**Work instruction**
Which lines of the entries contain the string "magacina"? Please find them and copy them.

[Records from a dataset]
===
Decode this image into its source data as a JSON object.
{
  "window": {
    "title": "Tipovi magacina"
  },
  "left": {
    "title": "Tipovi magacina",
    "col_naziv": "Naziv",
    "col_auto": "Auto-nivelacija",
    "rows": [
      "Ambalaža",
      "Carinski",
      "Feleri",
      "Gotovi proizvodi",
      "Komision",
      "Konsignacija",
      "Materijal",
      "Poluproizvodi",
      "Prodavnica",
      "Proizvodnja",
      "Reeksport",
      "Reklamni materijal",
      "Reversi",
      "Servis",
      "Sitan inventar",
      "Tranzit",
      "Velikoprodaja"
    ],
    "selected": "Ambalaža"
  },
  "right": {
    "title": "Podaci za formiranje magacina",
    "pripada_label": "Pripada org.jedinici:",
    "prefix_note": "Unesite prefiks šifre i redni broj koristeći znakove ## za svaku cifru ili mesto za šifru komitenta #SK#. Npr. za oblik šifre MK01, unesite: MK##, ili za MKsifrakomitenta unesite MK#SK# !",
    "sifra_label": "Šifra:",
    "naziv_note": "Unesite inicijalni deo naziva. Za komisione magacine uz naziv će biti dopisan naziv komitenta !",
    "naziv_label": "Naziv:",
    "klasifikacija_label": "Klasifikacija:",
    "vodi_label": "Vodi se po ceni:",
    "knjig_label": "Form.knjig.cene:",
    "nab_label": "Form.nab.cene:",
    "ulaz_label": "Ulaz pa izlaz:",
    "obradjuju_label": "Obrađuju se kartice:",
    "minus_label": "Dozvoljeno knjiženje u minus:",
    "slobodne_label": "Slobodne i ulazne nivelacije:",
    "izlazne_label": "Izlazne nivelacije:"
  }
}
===
**Expected answer**
    "title": "Tipovi magacina"
    "title": "Tipovi magacina",
    "title": "Podaci za formiranje magacina",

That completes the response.